I was an astrophysics research intern at UC Santa Cruz in the summer of 2015. I learned how to program using Python and scientific computing libraries such as Numpy, Scipy, and Matplotlib, and developed a novel algorithm that analyzes data from the spectra of distant galaxies to draw conclusions about their temperature. Our abstract was published on the Harvard-NASA database and we were named national semifinalists in the Siemens Competition for Math, Science, and Technology.


During both spring and summer terms of 2018, I was a tutor for the fastest-growing course at UC Berkeley, Foundations of Data Science, helping teach statistical inference techniques using Python. I held office hours, taught a small section, developed content with Jupyter notebooks and LaTEX, and graded assignments. I also got the opportunity to speak at UC Berkeley's undergraduate data science pedagogy workshop this summer as a student panelist, where I described my experience on Data 8 course staff to around 50 professors from universities across the United States.

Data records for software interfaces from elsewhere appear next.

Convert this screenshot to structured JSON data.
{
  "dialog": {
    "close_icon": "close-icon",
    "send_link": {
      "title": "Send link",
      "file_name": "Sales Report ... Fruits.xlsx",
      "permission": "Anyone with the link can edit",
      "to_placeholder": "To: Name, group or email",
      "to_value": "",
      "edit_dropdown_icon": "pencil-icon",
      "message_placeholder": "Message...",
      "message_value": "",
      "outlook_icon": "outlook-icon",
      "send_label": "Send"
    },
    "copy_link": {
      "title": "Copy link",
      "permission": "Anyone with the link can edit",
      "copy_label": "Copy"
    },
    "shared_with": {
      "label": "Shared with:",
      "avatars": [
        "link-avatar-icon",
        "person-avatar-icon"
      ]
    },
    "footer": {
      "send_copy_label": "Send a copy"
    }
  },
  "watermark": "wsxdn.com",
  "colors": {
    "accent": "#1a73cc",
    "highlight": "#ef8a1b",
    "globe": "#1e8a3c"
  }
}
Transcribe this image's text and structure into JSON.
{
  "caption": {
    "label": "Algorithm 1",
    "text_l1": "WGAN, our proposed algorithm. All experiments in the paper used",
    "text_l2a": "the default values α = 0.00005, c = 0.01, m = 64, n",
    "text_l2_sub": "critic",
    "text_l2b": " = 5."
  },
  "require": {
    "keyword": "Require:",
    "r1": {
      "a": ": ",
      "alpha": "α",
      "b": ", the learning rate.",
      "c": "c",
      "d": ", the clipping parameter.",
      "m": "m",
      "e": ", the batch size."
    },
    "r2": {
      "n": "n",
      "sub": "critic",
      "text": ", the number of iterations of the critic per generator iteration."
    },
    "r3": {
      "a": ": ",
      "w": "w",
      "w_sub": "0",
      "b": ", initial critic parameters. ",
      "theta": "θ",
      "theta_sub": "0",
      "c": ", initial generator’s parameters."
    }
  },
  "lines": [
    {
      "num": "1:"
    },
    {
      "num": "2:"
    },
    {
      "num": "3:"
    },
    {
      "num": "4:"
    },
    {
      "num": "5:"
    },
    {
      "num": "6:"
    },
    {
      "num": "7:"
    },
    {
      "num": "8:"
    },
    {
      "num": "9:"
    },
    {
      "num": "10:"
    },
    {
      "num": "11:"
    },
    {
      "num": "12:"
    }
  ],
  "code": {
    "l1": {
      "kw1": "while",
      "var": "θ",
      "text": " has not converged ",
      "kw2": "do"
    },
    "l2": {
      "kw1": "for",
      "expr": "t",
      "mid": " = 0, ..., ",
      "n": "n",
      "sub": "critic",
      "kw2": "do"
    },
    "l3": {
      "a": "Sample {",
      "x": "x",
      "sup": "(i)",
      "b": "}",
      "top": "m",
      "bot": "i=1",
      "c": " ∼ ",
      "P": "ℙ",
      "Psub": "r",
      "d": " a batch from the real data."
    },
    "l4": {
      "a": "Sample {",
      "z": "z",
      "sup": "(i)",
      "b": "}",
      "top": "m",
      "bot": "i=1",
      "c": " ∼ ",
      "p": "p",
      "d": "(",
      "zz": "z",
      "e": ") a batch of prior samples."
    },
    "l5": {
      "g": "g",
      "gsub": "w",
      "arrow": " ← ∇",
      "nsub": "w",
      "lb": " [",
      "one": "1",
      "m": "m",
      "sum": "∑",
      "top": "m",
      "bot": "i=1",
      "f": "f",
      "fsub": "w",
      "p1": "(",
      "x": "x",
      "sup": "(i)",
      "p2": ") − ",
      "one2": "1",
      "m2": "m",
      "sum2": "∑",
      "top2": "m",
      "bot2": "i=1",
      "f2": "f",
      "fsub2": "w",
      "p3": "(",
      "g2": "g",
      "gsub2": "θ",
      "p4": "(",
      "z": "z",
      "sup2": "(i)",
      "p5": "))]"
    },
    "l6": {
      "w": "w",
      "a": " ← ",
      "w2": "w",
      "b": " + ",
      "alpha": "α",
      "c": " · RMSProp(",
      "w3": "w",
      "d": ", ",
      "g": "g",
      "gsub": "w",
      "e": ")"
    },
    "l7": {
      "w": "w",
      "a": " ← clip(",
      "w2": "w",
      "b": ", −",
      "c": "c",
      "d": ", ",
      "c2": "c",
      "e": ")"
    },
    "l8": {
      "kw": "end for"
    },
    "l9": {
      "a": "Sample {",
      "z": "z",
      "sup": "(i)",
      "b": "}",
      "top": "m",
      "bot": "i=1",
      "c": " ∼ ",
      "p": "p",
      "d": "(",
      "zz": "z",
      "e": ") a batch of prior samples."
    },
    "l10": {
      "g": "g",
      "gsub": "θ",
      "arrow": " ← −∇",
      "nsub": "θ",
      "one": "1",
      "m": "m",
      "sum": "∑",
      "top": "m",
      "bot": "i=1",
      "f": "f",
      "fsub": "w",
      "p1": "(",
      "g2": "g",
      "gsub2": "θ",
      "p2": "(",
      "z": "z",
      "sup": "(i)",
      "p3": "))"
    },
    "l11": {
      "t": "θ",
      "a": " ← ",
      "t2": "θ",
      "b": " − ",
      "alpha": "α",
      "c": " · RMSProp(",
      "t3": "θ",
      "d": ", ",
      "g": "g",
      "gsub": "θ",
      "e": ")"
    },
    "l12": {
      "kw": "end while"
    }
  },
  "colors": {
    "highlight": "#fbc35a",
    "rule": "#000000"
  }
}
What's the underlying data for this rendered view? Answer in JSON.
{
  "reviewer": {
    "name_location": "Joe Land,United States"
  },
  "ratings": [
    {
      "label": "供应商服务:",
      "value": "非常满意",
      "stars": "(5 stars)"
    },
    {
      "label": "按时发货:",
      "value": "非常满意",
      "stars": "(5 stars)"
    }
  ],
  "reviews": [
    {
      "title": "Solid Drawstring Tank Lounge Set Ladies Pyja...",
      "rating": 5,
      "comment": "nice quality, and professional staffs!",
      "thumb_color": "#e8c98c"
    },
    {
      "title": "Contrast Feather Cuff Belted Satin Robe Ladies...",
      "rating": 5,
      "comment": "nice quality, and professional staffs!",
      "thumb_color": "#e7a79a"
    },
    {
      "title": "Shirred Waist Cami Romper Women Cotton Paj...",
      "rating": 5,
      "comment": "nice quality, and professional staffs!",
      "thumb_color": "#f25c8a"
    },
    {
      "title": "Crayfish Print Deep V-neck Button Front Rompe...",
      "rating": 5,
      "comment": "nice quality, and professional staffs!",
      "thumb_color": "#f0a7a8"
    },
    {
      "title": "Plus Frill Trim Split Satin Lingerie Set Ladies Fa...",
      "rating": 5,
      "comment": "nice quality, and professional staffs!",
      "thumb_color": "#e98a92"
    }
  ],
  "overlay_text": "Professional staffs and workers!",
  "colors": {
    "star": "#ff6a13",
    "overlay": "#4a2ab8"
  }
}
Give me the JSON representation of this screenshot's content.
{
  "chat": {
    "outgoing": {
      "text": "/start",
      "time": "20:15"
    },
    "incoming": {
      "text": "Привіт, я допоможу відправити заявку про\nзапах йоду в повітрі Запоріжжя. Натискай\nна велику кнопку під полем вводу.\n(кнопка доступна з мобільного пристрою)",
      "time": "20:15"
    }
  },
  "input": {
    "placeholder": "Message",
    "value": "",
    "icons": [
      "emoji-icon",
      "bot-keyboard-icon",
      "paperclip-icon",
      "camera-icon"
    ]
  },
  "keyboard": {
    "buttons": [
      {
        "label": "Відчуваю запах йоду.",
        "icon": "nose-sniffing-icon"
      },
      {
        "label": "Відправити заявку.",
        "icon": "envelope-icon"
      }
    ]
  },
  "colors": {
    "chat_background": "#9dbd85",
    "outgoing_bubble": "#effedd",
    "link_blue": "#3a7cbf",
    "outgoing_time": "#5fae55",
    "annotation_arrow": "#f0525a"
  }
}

I founded Data Science for India with fellow Berkeley students last May. I've largely been focusing on directing and participating in curriculum development, as well as interfacing with instructors on the ground. I devised and implemented a workflow for content development involving Jupyter and Git for coding content and Google Drive for worksheets. Our work over the summer teaching fundamental concepts of data science to 500 students in over 12 Indian high schools was recognized by the Institute of South Asia Studies at UC Berkeley. This summer, we piloted a curriculum tailored to students on "Data Literacy," and are working on bootcamp workshops targeted to teaching Python with an emphasis on data science for high school students.

In the spring of my freshman year, I joined Paradigm Shift, a venture that's working to promote computer science education in underserved high schools across the US, as a developer. I worked on content for workshops introducing computer science and a Python project that teaches basic concepts of artifical intelligence.


  • Efficient Algorithms and Intractable Problems (CS 170, Spring 2018)
  • Probability for Data Science (STAT 140, Spring 2018)
  • Stigma and Prejudice (PSYCH 167, Spring 2018)
  • Foundational Concepts of Neuroscience (MCB C61, Spring 2018)
  • Discrete Matematics and Probability Theory (EECS 70, Fall 2017)
  • Linear Algebra and Differential Equations (MATH 54, Fall 2017)
  • Algorithms and Data Structures (CS 61B, Spring 2017)
  • Data Science and the Mind (COGSCI 88, Spring 2017)
  • Foundations of Data Science (CS/STAT/INFO C8, Spring 2017)
  • Designing Information Devices and Systems (EECS 16A, Fall 2016)
  • The Structure and Interpretation of Computer Programs (CS 61A, Fall 2016)


Carbon Tweetprints

Gender and Color Perception

Project Virulence